After 12 hours or so, remove the tenderloins from the bag, and wipe them dry with paper towels. Rub the meat with about 1 tablespoon of cognac, and sprinkle on about 1 tablespoon cracked black pepper and 1 tablespoon herbes de Provence, dividing it between the two tenderloins. 

Wrap each piece of meat in a cloth to protect it from insects, tie it with kitchen twine, and hang in an area where there is good air circulation, like a cellar with a window that can be opened, or a porch. This is best done in cooler weather, but if that is not the case, place the tenderloins in your refrigerator on a rack where the air can circulate around them.

The tenderloins will dry out in five to six weeks. I like them when they are still a little soft, not too dry. Slice very thinly, and enjoy with bread and butter and a cool glass of wine.  

From Chez Jacques, published by Stewart, Tabori & Chang, 2007.

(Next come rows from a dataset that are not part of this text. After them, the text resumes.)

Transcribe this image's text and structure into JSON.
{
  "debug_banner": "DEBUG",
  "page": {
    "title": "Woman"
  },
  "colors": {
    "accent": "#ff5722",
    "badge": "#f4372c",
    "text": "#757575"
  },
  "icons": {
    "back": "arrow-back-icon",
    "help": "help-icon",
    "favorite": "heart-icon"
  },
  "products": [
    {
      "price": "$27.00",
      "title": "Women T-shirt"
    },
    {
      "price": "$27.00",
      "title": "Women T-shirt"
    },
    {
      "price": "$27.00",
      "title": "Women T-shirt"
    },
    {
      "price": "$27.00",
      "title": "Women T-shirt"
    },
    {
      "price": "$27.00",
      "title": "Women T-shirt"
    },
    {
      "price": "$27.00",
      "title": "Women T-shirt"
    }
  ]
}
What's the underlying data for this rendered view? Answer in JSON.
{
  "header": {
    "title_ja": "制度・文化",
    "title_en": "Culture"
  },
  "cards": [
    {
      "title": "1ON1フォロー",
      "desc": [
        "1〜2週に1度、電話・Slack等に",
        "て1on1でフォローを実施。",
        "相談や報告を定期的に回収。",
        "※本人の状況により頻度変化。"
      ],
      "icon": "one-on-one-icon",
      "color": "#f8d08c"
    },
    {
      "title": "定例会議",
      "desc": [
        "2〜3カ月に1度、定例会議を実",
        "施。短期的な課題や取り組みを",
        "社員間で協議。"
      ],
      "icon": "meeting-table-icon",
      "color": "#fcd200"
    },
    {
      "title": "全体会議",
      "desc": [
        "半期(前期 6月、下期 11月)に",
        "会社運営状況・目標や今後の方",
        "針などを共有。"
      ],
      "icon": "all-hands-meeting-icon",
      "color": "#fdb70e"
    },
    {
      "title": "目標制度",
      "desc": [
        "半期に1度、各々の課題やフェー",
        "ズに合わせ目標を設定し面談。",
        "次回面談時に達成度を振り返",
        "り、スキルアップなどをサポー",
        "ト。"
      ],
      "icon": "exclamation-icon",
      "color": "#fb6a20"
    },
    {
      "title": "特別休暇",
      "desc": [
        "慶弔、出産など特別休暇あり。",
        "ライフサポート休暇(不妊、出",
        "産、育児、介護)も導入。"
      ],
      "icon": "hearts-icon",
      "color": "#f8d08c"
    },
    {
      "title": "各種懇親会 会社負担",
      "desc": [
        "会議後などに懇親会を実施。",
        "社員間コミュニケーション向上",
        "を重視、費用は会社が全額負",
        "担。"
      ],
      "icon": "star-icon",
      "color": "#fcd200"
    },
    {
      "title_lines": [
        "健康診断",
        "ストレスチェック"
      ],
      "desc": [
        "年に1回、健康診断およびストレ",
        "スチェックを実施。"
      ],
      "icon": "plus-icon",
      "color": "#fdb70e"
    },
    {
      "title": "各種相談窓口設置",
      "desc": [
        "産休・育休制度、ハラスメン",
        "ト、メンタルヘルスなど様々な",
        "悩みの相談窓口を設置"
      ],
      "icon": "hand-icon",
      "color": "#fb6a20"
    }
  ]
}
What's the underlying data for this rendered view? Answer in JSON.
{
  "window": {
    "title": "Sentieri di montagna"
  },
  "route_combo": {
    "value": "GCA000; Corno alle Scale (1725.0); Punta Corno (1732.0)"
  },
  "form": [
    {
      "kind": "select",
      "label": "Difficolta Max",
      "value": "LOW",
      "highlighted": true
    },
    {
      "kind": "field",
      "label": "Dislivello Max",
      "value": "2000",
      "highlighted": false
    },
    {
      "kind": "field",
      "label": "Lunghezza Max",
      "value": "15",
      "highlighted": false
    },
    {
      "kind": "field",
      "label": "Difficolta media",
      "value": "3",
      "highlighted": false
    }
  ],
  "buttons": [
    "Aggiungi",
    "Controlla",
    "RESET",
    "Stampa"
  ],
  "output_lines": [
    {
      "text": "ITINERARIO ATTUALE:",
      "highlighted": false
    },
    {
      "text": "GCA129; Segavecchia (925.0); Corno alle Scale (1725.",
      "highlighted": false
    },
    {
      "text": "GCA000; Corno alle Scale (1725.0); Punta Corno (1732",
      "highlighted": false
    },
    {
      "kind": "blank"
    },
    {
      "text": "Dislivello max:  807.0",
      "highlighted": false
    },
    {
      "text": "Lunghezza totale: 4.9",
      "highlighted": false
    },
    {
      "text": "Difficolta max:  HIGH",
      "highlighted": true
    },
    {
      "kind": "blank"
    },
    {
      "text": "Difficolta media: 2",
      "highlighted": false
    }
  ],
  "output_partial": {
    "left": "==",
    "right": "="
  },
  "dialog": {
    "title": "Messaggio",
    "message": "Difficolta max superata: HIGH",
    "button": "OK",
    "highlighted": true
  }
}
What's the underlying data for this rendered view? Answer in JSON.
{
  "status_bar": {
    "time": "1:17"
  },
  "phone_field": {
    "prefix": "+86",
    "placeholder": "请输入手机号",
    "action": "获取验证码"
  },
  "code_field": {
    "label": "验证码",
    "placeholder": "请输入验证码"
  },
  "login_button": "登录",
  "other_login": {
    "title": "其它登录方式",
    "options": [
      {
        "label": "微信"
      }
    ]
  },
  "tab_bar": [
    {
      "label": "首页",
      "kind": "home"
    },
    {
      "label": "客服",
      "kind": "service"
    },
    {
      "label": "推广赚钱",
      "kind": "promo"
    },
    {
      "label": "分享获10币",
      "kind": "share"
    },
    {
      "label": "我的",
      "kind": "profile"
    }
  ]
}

Jacques Pépin is a chef, cookbook author and teacher who has published 26 books and hosted 11 public television cooking series. A former columnist for The New York Times, Pépin is a contributing editor to Food & Wine magazine. In 2004 he was awarded the French Legion of Honor. He is also the first recipient of the Julia Child Award. Since 1998 he has been dean of special programs at the French Culinary Institute in New York. Pépin is a founder of the American Institute of Wine and Food.